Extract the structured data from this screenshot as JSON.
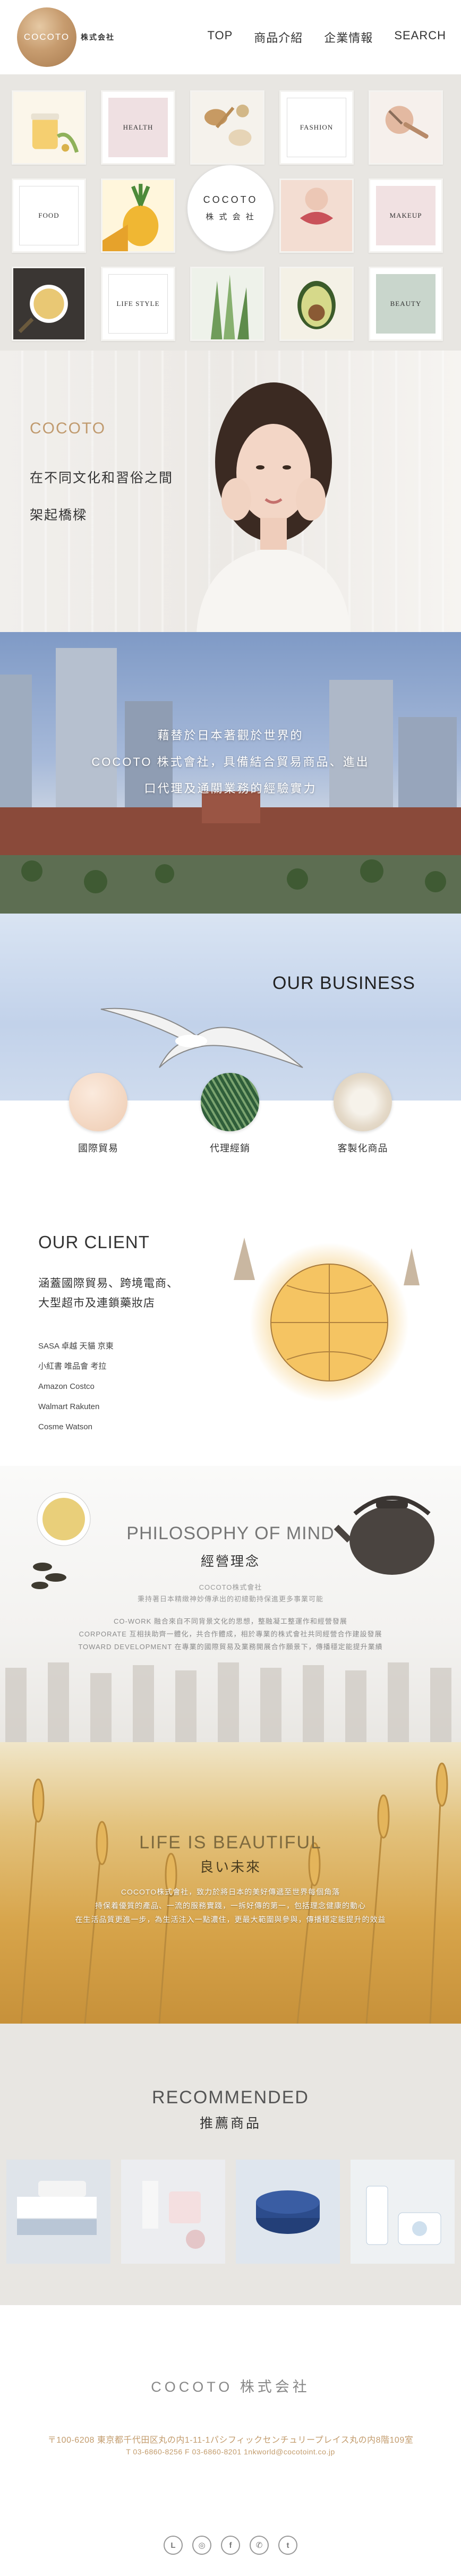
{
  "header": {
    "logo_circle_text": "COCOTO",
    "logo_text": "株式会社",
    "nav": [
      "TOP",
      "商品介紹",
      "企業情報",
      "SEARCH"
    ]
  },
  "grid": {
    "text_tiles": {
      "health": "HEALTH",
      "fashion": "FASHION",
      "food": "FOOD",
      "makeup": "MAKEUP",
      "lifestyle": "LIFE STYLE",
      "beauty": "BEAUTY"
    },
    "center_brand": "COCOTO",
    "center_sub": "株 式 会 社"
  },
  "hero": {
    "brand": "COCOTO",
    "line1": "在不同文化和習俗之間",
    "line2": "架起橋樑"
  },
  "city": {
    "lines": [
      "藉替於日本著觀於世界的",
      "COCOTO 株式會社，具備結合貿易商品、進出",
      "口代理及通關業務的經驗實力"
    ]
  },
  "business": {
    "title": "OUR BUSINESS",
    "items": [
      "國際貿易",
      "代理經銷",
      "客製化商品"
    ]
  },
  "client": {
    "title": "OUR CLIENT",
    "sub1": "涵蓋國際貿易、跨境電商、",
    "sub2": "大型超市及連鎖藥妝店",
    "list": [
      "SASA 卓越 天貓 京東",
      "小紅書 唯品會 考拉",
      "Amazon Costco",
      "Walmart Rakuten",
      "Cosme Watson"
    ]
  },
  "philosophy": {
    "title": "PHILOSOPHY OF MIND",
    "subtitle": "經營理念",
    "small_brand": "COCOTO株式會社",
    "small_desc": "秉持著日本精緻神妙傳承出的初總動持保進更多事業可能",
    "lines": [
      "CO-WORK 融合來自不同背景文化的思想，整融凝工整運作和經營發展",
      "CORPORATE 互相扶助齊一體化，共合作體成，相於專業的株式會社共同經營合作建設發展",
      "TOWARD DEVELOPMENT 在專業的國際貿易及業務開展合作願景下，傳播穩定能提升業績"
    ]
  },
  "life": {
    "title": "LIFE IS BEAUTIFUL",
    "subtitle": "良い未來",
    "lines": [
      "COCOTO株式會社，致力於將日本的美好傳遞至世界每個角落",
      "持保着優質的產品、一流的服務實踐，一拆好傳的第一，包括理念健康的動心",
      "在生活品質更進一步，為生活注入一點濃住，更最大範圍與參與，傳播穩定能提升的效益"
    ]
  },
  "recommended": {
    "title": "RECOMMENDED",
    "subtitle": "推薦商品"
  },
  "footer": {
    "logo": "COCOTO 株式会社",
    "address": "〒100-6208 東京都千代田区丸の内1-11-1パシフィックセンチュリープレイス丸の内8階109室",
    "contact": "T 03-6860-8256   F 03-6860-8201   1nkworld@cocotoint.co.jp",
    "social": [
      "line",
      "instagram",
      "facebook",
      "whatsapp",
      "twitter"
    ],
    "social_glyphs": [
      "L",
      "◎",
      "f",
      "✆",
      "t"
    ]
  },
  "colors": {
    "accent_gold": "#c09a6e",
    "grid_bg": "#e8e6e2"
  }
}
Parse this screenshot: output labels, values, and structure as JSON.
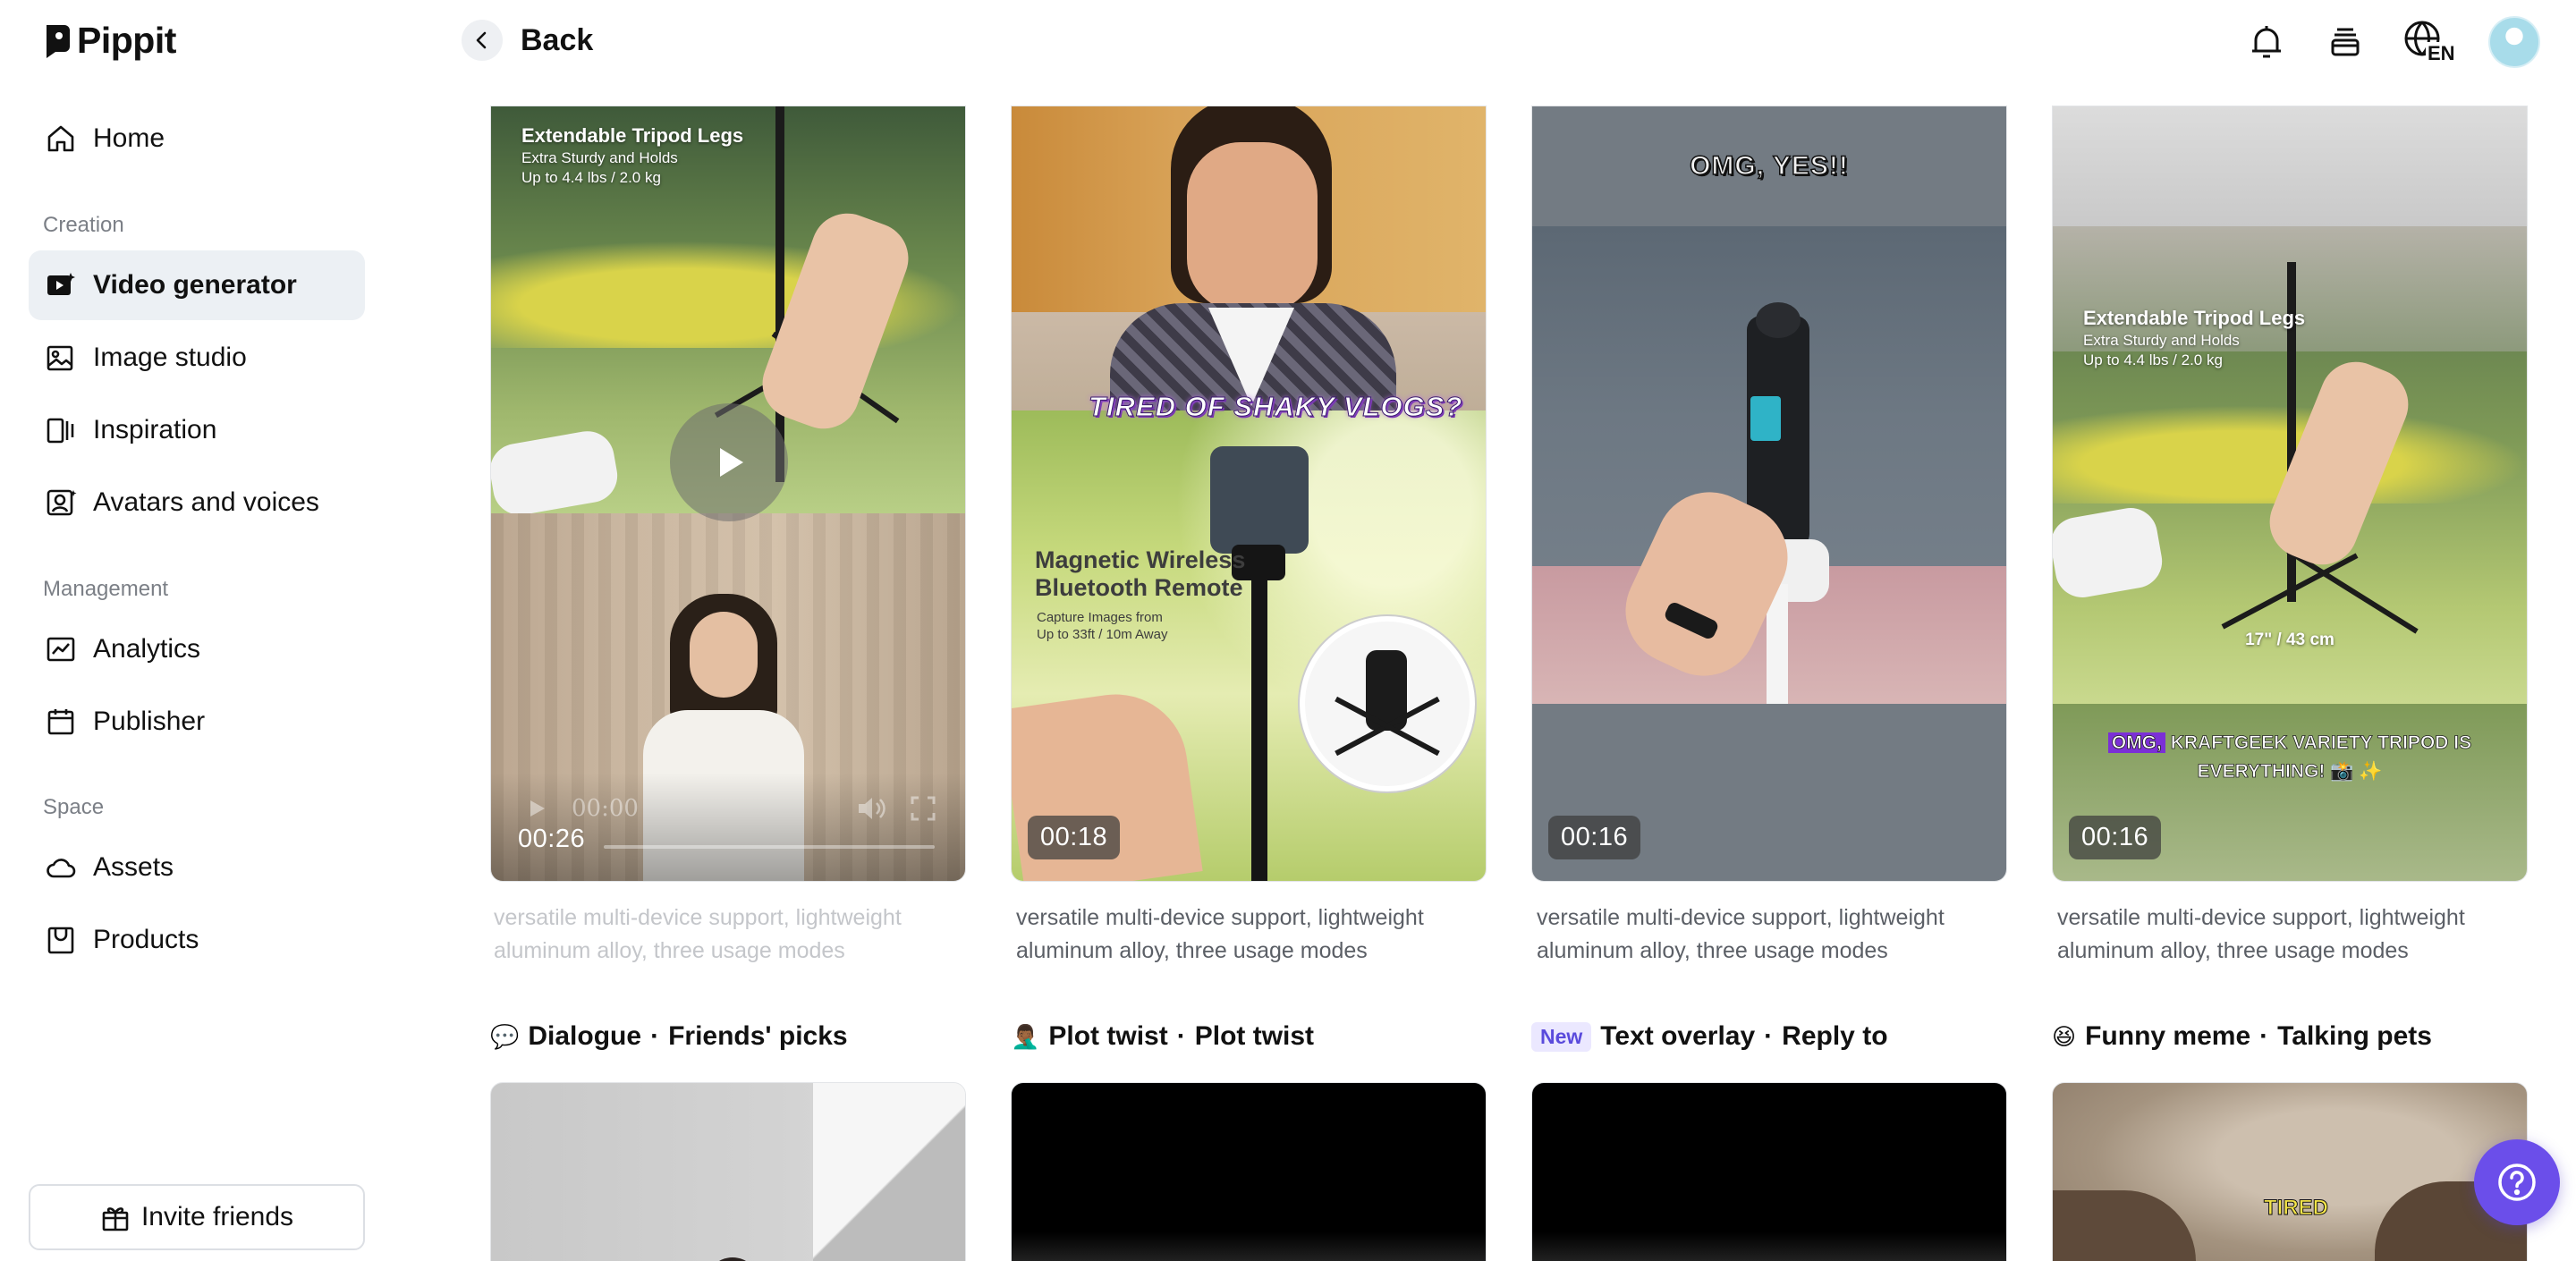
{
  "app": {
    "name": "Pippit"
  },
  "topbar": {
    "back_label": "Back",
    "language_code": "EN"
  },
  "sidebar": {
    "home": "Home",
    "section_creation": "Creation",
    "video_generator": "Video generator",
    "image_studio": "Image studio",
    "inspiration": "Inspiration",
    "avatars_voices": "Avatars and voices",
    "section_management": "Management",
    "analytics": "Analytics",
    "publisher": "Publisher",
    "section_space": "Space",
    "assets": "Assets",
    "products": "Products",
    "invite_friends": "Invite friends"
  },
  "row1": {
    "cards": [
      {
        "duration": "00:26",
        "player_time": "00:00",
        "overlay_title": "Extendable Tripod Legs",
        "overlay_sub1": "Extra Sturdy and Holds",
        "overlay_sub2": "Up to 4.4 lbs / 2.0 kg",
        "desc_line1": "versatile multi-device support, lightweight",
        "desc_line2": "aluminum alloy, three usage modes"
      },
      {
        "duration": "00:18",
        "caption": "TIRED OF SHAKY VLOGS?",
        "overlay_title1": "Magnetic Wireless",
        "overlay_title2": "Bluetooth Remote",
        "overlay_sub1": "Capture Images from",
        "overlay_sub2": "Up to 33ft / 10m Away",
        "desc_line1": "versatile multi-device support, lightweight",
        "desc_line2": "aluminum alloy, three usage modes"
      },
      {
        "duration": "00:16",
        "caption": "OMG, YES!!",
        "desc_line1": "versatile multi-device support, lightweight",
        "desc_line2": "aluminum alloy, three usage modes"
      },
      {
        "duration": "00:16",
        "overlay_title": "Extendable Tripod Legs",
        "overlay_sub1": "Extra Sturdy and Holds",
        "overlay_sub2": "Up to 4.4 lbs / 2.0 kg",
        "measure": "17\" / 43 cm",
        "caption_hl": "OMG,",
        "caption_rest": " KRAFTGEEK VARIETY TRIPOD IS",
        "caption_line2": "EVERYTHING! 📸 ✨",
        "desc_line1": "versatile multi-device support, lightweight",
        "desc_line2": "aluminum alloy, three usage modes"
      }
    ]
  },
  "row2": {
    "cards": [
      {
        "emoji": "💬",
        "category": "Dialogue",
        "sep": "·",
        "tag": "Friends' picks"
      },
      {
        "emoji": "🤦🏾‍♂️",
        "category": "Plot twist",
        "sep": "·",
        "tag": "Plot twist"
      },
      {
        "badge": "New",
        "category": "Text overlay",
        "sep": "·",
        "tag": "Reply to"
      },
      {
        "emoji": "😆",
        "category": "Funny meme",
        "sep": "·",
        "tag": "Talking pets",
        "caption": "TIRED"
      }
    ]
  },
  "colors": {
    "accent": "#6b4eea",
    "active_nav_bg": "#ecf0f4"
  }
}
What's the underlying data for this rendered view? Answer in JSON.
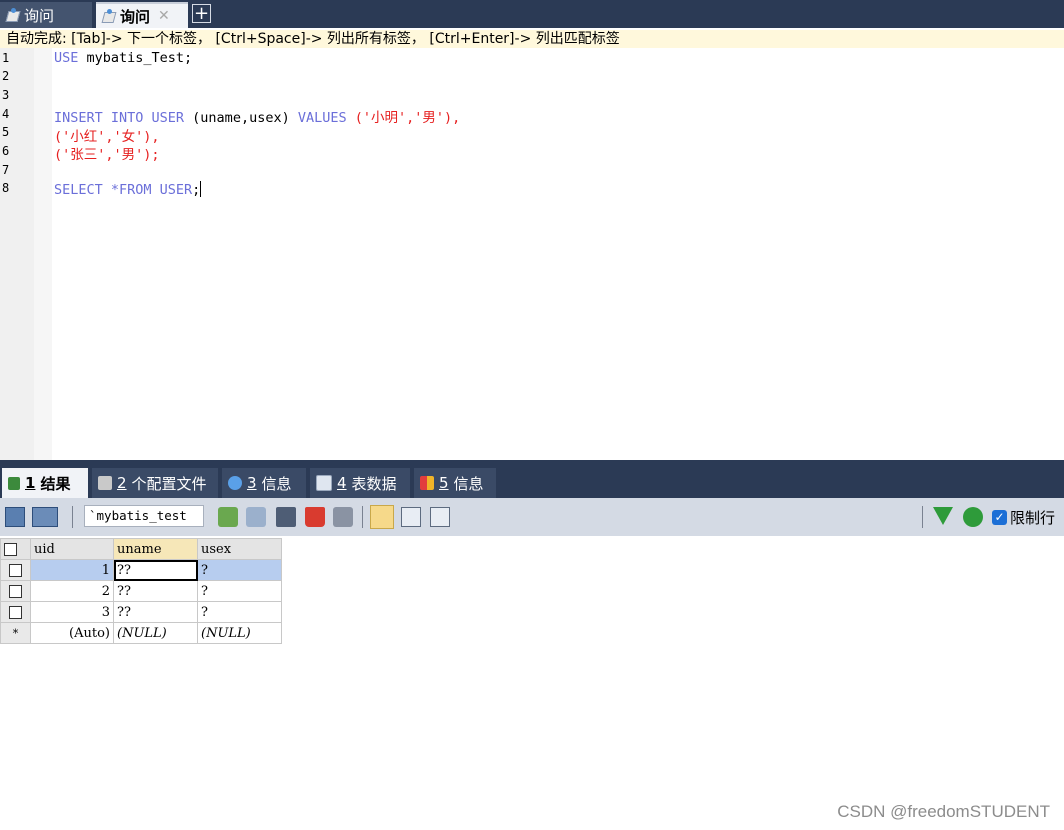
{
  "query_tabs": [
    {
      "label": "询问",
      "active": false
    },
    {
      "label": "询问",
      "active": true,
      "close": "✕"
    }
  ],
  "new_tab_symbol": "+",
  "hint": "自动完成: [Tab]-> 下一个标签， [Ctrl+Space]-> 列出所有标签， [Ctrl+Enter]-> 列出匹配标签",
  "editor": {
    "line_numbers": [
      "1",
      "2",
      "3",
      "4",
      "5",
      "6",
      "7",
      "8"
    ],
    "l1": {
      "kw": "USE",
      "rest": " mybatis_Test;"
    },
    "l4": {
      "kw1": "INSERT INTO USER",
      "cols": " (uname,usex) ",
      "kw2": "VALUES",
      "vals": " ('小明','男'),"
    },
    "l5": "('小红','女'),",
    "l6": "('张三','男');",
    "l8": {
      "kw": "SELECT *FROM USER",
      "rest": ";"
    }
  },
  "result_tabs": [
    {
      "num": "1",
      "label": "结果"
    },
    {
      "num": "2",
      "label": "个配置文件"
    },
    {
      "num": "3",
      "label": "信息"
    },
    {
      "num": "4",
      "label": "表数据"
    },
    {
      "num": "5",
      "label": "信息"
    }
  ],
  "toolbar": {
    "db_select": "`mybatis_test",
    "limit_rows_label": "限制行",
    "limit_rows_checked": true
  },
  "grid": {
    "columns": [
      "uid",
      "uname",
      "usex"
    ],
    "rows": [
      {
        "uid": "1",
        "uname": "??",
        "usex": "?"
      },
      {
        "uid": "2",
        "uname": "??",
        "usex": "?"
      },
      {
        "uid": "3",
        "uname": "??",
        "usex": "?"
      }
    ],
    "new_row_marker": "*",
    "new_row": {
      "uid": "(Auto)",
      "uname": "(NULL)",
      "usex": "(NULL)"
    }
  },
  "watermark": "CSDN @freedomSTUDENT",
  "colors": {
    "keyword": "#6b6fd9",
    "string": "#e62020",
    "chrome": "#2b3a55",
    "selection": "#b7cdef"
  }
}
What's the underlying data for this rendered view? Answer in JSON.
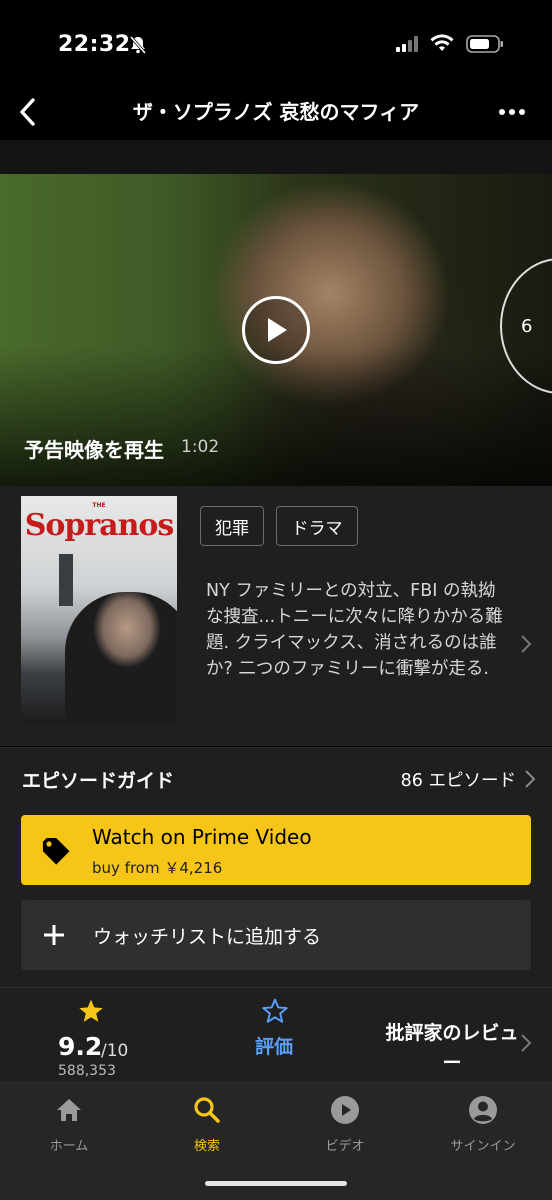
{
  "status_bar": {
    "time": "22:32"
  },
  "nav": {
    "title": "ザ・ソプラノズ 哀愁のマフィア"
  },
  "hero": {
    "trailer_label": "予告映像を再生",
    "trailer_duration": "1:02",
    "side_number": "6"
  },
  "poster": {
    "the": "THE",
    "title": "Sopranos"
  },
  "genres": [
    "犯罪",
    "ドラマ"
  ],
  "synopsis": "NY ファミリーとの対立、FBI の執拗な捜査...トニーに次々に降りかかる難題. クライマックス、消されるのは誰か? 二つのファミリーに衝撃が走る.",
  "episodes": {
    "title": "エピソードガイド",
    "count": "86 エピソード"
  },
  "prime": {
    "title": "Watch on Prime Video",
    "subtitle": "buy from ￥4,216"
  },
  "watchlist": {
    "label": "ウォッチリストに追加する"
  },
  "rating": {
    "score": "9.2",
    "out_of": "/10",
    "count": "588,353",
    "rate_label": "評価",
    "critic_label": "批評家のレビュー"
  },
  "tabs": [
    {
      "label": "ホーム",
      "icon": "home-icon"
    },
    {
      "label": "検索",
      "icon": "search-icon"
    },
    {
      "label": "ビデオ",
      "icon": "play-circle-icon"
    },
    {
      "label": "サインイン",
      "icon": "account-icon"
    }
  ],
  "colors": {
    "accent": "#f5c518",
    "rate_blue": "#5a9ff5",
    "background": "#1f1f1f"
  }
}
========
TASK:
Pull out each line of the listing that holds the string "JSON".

TASK ANSWER:
Extract the structured data from this screenshot as JSON.
Parse this screenshot: output labels, values, and structure as JSON.
What's the underlying data for this rendered view? Answer in JSON.
What's the underlying data for this rendered view? Answer in JSON.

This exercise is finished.